By Jake Tharan, AP Journalist
The Arapahoe Philharmonic is bringing music from the big screen to the stage once again for Night at the Movies! This year Conductor Devin Patrick Hughes is leading selections from films like The Wizard of Oz, How to Train Your Dragon and of course, John Williams’ Harry Potter and the Sorcerer’s Stone. Also featured on the program is the alluring Violin Concerto from Austrian composer Erich Korngold, which will showcase violinist (and Boulder Philharmonic concertmaster) Charles Wetherbee as the soloist. This is one you won’t want to miss!
So why these film scores? What ties all of these compositions together on a single concert? This program shows the evolution of the influence of classical music on movie music. Devin explains:
“Composer Erich Korngold, a Jewish composer born in 1897 in Vienna and the son of music critic Julius Korngold, is considered one of the founders of film music. He was a serious composer…he was like a modern Mozart, a child prodigy. He was writing string quartets, he wrote a full-length opera when he was 20 called Die tote Stadt (The Dead City). He met a man named Max Reinhardt who was a director and producer who invited him to Hollywood to arrange incidental music for Mendelssohn’s A Midsummer Night’s Dream. There was a movie called The Adventures of Robin Hood, and Korngold said, ‘I’m a serious composer. I am a man of emotions and passions, I’m not going to write for some swashbuckling Robin Hood characters.’ Then in 1938, Hitler took over Vienna and Germany and it did not look good for people who did not act, think or talk like the Nazis. Korngold rethought the opportunity, stating ‘What do you need from me Warner Brothers? I am here to be your composer.’ In those 10 years he composed music for around 16 films (from around 1935 to 1946) and essentially created the film score genre.”

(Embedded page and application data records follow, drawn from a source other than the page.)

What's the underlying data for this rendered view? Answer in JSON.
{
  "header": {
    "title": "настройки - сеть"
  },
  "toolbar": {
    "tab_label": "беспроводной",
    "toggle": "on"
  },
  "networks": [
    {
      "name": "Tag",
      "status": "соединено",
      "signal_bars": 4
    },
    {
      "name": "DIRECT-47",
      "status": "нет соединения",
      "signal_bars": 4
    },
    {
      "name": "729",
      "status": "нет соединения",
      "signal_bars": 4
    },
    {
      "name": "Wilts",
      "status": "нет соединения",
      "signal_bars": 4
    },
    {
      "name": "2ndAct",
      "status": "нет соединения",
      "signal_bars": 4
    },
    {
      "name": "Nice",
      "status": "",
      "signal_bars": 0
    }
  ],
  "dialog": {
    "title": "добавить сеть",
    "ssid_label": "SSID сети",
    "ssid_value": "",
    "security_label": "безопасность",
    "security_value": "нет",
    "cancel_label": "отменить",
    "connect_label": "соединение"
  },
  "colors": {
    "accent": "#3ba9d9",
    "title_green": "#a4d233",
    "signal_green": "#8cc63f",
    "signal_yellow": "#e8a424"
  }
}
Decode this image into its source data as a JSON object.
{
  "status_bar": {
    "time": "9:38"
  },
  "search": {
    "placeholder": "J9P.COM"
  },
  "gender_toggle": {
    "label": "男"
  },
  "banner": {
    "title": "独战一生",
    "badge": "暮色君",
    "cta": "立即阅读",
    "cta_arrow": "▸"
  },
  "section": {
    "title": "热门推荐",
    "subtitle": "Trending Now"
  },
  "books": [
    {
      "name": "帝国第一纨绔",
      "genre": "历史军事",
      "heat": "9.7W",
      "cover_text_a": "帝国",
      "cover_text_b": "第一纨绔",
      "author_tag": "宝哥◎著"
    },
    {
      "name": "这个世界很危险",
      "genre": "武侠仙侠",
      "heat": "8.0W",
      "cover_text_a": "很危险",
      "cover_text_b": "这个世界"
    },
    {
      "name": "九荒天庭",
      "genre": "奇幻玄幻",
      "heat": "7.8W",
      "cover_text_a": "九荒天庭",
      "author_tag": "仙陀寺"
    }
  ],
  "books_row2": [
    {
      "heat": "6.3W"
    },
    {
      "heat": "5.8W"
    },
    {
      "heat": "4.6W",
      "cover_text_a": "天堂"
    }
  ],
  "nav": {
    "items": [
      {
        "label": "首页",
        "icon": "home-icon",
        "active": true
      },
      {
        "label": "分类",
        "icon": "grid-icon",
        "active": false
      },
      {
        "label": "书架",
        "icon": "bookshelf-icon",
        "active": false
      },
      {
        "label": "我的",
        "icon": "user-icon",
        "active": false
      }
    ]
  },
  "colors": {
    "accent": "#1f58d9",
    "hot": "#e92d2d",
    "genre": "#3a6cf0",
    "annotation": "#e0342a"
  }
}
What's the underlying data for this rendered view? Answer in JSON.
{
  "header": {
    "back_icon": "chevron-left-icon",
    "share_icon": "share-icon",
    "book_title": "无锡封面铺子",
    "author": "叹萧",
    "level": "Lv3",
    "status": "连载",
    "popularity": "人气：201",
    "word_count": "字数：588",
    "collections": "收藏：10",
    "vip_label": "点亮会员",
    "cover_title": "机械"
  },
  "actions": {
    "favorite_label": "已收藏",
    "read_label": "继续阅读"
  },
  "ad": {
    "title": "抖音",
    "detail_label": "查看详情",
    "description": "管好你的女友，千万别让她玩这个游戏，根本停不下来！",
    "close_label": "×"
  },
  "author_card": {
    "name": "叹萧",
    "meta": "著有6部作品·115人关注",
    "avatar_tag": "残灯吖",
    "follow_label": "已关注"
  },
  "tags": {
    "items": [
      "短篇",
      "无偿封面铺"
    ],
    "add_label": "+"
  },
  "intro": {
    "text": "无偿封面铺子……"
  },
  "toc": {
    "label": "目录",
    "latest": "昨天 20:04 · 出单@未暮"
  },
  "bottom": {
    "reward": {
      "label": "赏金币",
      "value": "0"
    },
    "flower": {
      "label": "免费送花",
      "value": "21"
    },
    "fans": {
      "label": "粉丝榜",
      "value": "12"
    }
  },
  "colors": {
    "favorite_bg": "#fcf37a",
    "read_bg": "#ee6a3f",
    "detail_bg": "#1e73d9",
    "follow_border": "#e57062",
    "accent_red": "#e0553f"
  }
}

On this concert the orchestra will perform Korngold’s Violin Concerto, which he wrote using themes from the movies he scored. “In that concerto you can hear the past but you can also hear the future. You can hear music that was looking toward all of the space music we hear. John Williams was absolutely inspired by Korngold.”
Continuing to tread in the realm of true classics, French composer Paul Dukas’ familiar symphonic poem The Sorcerer’s Apprentice, will be performed.

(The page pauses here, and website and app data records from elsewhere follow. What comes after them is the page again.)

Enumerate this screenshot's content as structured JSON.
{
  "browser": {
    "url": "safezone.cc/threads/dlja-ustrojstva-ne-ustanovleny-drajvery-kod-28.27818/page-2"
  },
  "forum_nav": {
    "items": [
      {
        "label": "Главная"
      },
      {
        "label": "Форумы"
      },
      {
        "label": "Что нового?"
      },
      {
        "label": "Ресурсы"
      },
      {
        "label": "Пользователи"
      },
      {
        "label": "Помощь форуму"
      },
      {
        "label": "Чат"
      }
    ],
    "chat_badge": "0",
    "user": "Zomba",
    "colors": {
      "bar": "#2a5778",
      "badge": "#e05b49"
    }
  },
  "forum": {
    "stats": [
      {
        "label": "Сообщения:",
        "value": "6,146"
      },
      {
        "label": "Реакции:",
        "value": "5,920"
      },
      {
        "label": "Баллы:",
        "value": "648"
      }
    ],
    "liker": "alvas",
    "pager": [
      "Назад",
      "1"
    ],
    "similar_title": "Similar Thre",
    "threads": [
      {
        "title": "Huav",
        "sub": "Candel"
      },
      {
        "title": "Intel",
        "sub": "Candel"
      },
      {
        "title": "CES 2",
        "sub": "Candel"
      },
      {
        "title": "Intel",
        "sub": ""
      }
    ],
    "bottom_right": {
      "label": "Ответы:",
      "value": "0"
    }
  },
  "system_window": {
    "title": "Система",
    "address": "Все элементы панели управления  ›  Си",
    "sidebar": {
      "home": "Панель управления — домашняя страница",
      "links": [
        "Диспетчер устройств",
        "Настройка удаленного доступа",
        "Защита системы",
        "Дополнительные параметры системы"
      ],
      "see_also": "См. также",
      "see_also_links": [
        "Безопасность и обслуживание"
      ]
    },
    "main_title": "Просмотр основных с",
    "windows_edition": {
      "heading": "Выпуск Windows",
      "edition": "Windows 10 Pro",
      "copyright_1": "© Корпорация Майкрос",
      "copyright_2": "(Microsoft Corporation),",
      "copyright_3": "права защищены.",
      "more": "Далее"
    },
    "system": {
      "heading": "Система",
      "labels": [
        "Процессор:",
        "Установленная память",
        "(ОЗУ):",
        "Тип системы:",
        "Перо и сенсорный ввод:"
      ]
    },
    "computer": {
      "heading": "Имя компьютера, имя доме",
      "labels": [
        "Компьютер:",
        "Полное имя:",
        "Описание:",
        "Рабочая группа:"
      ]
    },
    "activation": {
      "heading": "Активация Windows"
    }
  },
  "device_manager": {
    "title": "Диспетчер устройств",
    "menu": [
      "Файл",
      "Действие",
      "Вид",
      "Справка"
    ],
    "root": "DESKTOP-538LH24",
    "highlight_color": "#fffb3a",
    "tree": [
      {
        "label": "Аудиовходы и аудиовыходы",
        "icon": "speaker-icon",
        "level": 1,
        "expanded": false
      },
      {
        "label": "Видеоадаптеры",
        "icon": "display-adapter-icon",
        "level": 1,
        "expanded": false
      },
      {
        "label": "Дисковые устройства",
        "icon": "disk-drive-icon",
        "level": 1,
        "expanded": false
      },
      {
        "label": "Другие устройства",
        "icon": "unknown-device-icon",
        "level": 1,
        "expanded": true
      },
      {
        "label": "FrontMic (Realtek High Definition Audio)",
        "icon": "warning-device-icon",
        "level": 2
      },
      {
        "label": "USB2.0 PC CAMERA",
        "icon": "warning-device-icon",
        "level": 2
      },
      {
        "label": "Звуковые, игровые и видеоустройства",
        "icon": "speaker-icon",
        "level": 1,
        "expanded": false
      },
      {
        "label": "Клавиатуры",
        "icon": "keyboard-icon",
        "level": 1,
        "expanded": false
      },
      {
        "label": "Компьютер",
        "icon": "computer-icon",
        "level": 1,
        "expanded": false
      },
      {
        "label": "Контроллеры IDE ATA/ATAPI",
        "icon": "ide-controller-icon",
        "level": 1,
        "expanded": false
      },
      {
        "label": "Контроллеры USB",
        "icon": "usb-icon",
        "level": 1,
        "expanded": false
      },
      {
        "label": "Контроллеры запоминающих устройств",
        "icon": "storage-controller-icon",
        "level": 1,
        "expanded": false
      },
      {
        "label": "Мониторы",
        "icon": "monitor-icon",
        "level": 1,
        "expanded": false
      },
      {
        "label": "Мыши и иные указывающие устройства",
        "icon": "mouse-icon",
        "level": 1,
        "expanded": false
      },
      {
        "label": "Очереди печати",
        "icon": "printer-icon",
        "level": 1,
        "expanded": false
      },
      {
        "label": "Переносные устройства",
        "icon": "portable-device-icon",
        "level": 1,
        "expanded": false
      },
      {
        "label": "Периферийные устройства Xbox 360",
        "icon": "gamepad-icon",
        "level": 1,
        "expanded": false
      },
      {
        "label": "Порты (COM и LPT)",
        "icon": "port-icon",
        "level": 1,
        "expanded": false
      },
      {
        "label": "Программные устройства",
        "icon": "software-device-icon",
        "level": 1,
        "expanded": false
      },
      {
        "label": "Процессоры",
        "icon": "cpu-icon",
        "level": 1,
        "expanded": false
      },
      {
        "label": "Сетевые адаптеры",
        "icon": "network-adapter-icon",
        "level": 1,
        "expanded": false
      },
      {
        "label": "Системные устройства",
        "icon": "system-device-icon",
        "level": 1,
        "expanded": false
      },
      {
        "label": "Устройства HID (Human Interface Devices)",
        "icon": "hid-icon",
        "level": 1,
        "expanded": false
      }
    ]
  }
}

“Dukas’ The Sorcerer’s Apprentice was actually written the year Korngold was born, in 1897. The piece was famously used in the Disney film Fantasia. When Mickey Mouse is playing the apprentice in the movie, it depicts exactly the poem that Johann Wolfgang von Goethe wrote in 1797. The story follows an apprentice who finds his master away and has to do chores. He doesn’t want to work, he doesn’t want to put in the time and the effort and he wants to take the easy way out. He uses spells to make the brooms clean and it gets out-of-control. That is, of course, the music that everybody will recognize.”

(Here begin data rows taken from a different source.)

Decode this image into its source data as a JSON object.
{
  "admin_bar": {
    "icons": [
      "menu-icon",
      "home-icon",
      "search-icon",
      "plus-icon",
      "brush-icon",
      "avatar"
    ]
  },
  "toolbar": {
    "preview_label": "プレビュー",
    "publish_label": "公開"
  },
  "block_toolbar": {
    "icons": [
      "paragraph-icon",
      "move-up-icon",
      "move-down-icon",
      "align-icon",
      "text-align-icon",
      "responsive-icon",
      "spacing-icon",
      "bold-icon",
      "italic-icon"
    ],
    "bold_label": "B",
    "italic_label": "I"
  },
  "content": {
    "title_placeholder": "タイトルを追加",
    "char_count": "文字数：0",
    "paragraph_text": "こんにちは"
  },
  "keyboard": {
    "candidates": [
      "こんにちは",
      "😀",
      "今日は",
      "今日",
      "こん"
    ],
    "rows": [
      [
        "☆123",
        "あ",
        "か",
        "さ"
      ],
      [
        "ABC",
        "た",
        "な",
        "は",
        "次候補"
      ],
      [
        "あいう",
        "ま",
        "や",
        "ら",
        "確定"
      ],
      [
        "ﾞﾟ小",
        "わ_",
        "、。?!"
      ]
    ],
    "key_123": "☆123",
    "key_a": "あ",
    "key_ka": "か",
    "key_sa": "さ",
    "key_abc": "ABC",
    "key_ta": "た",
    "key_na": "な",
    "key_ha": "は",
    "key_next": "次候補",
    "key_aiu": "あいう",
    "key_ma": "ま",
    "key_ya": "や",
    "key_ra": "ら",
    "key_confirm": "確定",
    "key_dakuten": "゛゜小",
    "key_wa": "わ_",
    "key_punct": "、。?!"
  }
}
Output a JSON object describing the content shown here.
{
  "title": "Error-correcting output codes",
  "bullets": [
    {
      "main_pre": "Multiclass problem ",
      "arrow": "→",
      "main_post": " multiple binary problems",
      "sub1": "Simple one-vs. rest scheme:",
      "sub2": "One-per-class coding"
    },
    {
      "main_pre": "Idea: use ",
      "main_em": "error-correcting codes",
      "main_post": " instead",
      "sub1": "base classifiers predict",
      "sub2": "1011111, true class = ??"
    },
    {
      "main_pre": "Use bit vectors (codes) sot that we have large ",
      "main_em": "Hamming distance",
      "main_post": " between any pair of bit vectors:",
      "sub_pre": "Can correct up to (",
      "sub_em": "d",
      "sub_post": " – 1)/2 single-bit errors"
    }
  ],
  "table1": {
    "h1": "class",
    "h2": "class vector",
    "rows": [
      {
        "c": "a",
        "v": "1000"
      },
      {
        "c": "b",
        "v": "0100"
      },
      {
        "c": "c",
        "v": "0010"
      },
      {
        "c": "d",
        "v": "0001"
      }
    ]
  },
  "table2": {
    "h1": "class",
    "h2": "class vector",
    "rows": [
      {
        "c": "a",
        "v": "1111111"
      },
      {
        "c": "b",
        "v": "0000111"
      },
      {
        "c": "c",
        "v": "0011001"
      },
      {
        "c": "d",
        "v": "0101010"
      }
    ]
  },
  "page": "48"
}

Looking towards the more contemporary side of film music, we will perform The Wizard of Oz, John Powell’s How to Train Your Dragon and another marvelous feature in John Williams’ Harry Potter and the Sorcerer’s Stone.
“Any John Williams film after the 70’s was the most iconic thing that was ever done. With Harry Potter, the challenge for Williams was that, as opposed to Indiana Jones or Star Wars where his music helped to create the franchise, he had to create music for a franchise that was already in the works and had already been created. I think he went above and beyond.”
Breaching new territory this year is music from the small screen – from your television set to your smartphone – in the form of a video game score. This isn’t any repetitive chiptune meandering, but a serious art form. Devin describes its ascent:
“Shaking up the concert, we have included some video game music. Austin Wintory, a very good friend of mine who grew up in Denver, has probably single-handedly put video game music on par with film music. We’re entering into the third installment of The Banner Saga, which Austin has been involved with for almost ten years now. And arranger Brian LaGuardia, who’s a member of the AP family, works with Austin’s team as well and has arranged a nice suite from The Banner Saga.”
Wintory achieved a new level of recognition for the video game music genre in 2012 when the adventure game Journey received a “Best Score Soundtrack for Visual Media” nomination at the 55th Annual Grammy Awards. The acclaimed tactical role-playing video game The Banner Saga has released three versions of the game up to 2018, completing the fantasy’s trilogy.
“The program follows this epic nature of fantasy. It’s attracting a new audience and it’s recognizing video game music as a legitimate art form. Austin says that he believes today is the best time in the history of mankind to be a composer because of the tools at your disposal and because of the lack of necessary ‘official’ training needed to become a composer. Also, the means of distribution are readily available for anybody, and that’s how Austin has done it. He was never signed by a big music firm or publisher – he’s basically self-produced and self-made. He performs all over the world and comes back to conduct the Colorado Symphony a few times a year. He has revolutionized this art form.”
Join us on February 16th as we herald the past, the present and the future of this incredible music!